_Dataset rows for apps and sites_
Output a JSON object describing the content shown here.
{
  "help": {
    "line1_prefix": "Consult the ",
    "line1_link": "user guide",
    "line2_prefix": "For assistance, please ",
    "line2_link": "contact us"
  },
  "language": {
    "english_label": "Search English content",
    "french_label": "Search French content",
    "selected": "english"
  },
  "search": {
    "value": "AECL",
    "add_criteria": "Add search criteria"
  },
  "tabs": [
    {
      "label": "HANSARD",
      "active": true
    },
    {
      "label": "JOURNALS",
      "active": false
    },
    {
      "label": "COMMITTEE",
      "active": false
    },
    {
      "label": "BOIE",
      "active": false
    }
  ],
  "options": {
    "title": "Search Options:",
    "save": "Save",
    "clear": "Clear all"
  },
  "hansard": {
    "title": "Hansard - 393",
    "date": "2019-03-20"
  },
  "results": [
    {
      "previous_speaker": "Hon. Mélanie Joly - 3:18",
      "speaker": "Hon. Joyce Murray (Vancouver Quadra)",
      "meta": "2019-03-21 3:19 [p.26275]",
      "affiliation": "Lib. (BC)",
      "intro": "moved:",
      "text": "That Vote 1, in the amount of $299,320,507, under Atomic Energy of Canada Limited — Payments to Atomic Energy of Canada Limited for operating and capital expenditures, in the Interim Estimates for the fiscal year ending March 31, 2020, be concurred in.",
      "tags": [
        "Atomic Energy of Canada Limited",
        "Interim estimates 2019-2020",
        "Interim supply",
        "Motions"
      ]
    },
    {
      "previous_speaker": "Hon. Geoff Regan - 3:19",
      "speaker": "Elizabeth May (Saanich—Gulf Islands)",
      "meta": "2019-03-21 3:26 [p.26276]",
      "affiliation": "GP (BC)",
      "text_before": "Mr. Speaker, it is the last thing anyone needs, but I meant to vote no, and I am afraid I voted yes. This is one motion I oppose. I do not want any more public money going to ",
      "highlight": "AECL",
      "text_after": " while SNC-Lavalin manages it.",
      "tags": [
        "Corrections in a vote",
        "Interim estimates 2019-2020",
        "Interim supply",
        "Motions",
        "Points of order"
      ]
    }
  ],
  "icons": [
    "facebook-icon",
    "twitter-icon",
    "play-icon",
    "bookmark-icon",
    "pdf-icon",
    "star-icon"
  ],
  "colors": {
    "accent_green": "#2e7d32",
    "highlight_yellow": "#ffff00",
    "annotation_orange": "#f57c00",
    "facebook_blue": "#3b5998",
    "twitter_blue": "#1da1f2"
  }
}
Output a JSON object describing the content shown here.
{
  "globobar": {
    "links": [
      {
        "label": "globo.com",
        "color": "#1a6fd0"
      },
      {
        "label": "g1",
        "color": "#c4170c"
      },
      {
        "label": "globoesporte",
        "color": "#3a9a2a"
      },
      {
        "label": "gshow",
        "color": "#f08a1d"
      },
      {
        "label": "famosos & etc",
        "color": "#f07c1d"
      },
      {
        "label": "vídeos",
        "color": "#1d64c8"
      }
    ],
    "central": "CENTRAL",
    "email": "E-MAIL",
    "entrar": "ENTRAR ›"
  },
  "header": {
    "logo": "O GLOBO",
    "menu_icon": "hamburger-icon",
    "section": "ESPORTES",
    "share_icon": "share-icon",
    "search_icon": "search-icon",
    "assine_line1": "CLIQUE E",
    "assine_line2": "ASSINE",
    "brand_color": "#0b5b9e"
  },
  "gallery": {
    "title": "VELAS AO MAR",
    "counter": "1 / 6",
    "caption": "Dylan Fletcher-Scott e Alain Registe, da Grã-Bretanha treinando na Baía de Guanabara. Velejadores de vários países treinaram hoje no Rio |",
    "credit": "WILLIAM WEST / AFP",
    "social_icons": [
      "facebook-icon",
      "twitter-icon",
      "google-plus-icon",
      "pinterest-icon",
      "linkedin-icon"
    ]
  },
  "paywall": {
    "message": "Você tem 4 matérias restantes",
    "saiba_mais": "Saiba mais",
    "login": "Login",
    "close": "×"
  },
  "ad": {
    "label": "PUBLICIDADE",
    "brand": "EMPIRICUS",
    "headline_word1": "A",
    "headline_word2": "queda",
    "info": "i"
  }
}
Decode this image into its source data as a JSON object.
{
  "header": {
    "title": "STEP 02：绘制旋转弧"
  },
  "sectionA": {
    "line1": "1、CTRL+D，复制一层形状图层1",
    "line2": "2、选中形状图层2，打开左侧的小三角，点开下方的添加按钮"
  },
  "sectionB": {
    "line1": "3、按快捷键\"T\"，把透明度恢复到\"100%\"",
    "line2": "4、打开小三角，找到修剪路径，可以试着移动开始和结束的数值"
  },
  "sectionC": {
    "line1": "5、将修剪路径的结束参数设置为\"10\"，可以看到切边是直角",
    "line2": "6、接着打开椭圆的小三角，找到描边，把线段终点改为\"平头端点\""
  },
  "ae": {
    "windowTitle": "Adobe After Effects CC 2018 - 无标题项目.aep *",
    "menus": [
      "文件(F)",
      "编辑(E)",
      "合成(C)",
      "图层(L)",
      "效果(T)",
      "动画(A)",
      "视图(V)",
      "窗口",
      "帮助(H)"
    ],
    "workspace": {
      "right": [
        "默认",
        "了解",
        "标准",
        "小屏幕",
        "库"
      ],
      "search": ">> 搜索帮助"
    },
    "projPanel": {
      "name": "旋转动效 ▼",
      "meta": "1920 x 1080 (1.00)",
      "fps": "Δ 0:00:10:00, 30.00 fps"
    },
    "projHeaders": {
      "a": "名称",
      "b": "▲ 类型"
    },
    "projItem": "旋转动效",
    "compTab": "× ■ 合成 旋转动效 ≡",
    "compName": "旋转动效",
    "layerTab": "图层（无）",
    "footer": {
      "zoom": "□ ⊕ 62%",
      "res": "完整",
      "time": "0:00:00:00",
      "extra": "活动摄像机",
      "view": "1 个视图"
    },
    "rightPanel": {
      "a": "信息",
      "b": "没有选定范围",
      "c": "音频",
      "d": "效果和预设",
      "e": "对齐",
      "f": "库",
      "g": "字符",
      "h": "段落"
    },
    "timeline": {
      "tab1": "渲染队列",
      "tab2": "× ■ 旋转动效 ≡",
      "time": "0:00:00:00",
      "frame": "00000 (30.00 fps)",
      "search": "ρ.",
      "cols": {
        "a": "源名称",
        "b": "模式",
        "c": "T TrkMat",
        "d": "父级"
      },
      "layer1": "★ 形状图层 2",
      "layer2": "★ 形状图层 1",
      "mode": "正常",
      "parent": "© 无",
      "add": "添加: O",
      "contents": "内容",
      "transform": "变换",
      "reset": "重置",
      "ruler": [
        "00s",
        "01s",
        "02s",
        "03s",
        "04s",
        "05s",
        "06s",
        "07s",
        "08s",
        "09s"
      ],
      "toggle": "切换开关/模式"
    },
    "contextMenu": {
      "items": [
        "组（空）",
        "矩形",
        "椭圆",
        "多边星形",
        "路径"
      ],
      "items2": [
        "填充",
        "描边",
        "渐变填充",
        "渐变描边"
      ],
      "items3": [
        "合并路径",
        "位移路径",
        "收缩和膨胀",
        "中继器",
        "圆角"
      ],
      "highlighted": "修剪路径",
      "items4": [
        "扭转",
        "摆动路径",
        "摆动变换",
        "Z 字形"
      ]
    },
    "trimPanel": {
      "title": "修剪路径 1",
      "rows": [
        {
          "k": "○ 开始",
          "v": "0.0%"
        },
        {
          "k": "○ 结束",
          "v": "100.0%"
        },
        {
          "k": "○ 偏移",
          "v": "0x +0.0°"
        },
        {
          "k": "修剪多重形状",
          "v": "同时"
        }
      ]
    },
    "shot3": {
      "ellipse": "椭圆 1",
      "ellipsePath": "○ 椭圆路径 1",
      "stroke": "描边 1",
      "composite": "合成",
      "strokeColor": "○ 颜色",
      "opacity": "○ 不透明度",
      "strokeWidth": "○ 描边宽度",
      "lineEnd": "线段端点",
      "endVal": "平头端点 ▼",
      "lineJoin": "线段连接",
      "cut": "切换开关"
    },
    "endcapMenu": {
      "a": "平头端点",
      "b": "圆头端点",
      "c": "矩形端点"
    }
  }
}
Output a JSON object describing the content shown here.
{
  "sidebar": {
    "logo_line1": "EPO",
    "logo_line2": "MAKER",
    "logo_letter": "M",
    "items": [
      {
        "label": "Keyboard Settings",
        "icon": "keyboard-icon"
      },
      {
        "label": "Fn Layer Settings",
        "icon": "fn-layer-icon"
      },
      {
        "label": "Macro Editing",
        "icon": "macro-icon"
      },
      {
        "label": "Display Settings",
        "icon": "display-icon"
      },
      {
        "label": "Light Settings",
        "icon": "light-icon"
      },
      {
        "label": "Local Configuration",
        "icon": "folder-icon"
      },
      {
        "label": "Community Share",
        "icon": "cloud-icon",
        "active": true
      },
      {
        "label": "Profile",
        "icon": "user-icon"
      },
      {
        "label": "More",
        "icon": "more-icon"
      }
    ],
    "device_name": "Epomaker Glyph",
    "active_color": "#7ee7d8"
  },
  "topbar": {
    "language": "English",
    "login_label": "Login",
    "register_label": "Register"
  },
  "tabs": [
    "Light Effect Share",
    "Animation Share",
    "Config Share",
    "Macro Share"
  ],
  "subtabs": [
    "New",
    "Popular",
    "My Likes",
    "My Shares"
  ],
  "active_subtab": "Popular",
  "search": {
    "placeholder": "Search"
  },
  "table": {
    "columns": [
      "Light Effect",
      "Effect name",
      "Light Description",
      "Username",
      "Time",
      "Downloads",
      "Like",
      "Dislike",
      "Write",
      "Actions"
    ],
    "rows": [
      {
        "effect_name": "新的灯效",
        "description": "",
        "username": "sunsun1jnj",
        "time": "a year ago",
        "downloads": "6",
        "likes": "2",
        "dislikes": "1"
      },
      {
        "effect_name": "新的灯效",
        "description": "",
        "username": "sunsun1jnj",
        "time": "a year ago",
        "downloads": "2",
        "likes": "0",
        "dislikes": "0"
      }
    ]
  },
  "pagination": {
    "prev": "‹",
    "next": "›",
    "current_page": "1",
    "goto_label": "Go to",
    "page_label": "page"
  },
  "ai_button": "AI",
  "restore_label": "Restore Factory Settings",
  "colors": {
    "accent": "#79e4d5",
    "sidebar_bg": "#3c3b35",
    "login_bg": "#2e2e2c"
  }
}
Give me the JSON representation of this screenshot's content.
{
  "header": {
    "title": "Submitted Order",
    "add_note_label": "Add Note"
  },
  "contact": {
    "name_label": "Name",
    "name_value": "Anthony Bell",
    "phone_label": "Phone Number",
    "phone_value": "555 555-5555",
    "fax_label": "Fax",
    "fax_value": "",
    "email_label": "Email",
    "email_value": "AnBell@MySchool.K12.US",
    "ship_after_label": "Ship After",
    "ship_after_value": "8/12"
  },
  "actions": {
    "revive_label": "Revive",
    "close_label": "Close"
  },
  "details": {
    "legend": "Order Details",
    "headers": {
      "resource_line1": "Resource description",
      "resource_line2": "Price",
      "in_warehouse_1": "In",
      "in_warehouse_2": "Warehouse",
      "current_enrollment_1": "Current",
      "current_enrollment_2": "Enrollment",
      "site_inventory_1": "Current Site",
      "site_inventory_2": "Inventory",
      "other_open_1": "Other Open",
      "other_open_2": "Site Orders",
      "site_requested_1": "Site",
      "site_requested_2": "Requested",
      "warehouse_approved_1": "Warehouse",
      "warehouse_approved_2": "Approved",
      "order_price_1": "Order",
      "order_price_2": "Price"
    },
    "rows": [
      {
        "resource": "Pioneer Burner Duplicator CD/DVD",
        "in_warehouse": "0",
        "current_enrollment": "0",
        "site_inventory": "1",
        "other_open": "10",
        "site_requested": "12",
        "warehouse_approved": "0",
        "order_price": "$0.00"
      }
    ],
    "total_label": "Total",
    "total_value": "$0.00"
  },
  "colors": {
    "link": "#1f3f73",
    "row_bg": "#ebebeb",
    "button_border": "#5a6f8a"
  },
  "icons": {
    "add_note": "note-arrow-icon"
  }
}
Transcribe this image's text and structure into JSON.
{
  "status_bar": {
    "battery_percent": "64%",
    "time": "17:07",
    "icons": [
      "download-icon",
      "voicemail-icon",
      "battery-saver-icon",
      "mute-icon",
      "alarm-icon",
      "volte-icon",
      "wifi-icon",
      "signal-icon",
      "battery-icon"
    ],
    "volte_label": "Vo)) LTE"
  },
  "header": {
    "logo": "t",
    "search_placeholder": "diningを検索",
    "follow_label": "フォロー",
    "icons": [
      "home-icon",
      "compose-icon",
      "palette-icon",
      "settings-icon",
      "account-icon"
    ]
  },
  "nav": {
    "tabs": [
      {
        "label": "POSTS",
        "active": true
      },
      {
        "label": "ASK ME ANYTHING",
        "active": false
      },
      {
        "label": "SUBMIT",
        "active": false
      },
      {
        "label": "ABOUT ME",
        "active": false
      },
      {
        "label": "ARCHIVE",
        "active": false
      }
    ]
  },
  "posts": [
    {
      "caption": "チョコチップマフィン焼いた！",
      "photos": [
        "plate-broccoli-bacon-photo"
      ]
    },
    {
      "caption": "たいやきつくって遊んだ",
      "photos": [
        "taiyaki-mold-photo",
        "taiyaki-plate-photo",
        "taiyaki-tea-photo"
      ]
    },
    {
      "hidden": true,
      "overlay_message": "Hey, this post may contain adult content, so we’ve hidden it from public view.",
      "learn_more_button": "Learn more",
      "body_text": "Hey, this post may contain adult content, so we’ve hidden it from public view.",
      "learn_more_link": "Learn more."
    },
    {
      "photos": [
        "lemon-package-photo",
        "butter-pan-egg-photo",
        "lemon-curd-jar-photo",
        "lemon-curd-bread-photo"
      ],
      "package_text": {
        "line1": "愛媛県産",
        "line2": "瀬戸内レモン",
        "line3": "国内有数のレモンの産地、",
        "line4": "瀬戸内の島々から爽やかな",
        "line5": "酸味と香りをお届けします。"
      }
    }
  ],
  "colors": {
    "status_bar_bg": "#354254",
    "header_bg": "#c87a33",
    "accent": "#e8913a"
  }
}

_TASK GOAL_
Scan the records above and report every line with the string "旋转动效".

_SOLVED EXERCISE_
      "name": "旋转动效 ▼",
    "projItem": "旋转动效",
    "compTab": "× ■ 合成 旋转动效 ≡",
    "compName": "旋转动效",
      "tab2": "× ■ 旋转动效 ≡",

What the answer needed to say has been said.